Estimating Your Retirement Expenses
If your retirement date is approaching and you now have some idea of how you’d like to spend your time, the next item on your retirement plan begins with estimating your cost of living and working out a budget to cover your expenses.
Know your spending
You have already established a lifestyle that’s not going to suddenly change overnight just because you’ll no longer be working. So, instead of focusing on replacing a percentage of your employment income, take a look at your expenses.
A good starting point is to look at your current expenses and then begin thinking about the future.
Although a lot can change between now and when you retire, there are some things you can predict. Use a worksheet like this one. It can give you a pretty clear idea of where you stand.
How much are you spending now, and how will that change?
What deductions will you no longer have (e.g. pension, union dues)?
What expenses come off your paycheque that you will have to pay out-of-pocket when you retire (e.g. health and dental plans)? For example, if your employer has been paying for health care premiums, once retired you’ll likely have to pick up the tab. Shop for extended care plans now.
A lot of your basic outlays will likely stay the same (food, utilities, property taxes, phone plan, haircuts), but most of us will experience a reduction in expenses in retirement – the mortgage is gone, child related expenses are done, and costs associated with working (e.g. transportation, work clothes) are reduced.
Please make a concerted effort to pay off your debts while you are still working.
Determine what your desired lifestyle will cost you
Some of your pre-retirement costs will be replaced by others such as hobbies and travel, so don’t expect your expenses to be drastically reduced, especially at first.

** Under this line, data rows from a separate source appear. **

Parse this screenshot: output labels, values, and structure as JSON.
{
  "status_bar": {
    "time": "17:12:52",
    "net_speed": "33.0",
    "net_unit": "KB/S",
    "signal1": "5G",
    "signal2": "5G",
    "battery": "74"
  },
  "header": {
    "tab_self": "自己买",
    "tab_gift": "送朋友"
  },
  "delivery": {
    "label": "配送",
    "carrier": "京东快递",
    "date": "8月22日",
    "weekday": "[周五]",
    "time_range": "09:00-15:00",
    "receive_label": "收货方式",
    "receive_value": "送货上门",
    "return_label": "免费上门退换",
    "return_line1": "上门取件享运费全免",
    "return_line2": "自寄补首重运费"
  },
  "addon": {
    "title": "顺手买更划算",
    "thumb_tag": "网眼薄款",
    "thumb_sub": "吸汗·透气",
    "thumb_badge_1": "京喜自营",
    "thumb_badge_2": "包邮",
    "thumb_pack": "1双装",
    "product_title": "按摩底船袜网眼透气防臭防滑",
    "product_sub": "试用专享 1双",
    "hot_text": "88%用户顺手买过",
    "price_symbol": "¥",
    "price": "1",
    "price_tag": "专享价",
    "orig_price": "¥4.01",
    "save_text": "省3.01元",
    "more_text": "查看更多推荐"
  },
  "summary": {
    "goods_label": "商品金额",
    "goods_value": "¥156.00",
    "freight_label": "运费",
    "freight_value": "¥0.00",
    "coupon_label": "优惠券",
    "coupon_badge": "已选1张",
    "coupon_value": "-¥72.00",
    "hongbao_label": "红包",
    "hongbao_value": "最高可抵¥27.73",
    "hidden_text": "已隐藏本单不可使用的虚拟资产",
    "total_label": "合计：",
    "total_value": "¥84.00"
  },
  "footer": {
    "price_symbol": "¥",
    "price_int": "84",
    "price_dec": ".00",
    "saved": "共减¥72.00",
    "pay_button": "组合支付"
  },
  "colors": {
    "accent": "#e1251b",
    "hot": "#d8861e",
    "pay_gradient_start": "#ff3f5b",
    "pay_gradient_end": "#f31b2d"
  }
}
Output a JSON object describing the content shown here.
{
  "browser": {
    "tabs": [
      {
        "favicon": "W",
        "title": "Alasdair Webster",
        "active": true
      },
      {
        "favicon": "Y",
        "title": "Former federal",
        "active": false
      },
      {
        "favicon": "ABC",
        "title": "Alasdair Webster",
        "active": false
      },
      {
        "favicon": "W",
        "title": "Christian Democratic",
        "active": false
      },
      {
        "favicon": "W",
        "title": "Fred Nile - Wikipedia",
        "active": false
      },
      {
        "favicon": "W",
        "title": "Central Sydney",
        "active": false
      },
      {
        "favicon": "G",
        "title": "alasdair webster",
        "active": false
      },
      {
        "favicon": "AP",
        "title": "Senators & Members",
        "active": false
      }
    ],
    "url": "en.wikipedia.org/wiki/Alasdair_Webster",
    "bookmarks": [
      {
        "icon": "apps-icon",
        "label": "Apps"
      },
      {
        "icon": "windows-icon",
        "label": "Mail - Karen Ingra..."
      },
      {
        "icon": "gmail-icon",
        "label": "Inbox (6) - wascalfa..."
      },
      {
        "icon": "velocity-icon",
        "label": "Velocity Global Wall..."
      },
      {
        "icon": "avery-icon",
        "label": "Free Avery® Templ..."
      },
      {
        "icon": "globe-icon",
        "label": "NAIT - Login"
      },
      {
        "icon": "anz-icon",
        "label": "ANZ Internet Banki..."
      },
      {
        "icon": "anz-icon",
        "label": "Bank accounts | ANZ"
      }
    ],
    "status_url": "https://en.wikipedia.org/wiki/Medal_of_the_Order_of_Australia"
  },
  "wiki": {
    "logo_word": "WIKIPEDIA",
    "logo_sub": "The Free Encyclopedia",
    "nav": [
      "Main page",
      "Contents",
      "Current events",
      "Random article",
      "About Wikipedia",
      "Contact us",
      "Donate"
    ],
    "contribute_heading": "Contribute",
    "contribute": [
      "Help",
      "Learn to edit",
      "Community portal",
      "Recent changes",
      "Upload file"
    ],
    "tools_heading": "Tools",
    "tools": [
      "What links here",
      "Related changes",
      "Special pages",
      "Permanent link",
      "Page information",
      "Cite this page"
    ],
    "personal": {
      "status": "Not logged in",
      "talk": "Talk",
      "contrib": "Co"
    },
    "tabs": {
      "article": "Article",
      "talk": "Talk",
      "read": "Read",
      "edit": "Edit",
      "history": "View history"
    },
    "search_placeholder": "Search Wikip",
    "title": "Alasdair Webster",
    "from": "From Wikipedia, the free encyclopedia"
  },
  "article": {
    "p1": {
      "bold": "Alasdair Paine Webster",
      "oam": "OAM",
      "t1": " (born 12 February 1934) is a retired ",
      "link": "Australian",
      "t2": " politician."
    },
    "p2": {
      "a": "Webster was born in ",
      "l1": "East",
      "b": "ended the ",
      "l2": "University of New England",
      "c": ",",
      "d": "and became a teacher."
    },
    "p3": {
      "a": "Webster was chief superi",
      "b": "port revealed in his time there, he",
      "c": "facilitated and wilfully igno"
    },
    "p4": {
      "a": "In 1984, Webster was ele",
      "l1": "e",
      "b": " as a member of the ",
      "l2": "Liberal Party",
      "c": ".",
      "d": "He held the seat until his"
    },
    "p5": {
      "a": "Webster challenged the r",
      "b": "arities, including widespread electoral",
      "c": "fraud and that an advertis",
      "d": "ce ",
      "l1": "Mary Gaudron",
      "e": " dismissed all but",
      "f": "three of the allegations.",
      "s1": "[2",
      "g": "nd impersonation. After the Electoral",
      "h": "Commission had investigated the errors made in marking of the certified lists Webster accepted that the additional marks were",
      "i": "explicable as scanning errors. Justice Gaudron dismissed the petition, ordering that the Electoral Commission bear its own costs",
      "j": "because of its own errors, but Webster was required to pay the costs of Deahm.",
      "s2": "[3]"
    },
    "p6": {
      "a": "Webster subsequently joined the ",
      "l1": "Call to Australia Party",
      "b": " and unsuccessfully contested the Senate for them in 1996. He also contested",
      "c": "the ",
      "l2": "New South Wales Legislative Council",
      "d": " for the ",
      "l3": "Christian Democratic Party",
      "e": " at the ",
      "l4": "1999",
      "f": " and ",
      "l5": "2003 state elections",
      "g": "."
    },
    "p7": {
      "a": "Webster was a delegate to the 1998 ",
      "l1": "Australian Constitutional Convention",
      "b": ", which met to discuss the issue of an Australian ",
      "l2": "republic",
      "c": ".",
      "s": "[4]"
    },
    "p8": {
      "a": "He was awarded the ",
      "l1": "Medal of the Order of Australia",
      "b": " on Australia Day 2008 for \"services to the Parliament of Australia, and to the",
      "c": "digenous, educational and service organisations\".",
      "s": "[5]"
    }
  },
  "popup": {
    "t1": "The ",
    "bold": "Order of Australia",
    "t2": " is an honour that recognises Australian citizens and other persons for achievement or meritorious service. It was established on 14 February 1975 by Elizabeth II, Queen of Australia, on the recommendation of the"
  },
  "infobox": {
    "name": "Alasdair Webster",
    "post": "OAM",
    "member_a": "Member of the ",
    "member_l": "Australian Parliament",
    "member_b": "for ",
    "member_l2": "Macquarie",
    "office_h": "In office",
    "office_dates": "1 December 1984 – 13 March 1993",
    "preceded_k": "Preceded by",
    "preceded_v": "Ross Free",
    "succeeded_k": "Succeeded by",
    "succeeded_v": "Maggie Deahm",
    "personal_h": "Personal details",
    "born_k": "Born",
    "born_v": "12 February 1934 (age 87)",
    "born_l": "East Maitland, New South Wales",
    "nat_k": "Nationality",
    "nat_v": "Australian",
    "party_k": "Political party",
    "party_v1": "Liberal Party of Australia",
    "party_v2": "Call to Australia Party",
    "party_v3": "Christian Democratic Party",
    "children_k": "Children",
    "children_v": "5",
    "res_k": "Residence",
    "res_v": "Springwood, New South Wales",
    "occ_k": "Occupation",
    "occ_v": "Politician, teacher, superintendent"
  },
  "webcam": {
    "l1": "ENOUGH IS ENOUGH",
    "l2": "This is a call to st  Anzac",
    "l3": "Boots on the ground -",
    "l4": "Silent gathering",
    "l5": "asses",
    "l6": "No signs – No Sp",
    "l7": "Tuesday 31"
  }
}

Almost every activity costs money these days, so don’t forget to list things like season tickets, Star Trek conventions, gym memberships, Sunday brunches, and hobbies. Most people allow for big trips but forget the tank of gas to go to the lake and eating out when you’re there. How much will the fun stuff cost you?
Also, avoid common retirement budget mistakes such as forgetting about items that don’t occur regularly – replacing tires and fixing the car, a new mattress or computer. Estimate future home maintenance costs – roof, furnace and appliances. At some point you may have to spring for a new vehicle or comparable transportation costs.
Be sure to account for gifts and charitable donations. What about if your children need some financial assistance, or your parents? Maybe you want to contribute to your grandkids’ RESPs.
It’s a good idea to create a savings fund and set aside a monthly amount to cover those infrequent, hard to predict, large items.
A few years into retirement you’ll pretty much know what your spending patterns will be.
Don’t forget taxes
Income tax could be your biggest annual expense, although if you will have mainly government benefits or investments not in a retirement plan you may pay little or no taxes.
On the other hand, if you will have pension income or will draw from retirement plans, your tax rate may be higher than you think.
Do a quick estimate of the tax you will owe on your proposed retirement income with this calculator.
The bottom line
I know all this calculating can be tedious and time-consuming, but it’s so easy just to drift along, covering your expenses as they come up and spending when you think you need something.
Spend some serious time with this. The biggest mistakes pre-retirees make are underestimating how much they need to spend in retirement to have a comfortable lifestyle and overspending because they missed items. You don’t want to be spending too much of your nest egg too soon.
Listing your expenses helps you determine how much you will need so you’ll be able to make smart choices about the retirement lifestyle you want.
Once you have an estimate of how much you’ll need to spend each year you’ll move to the next step in the planning process and look at your sources of income.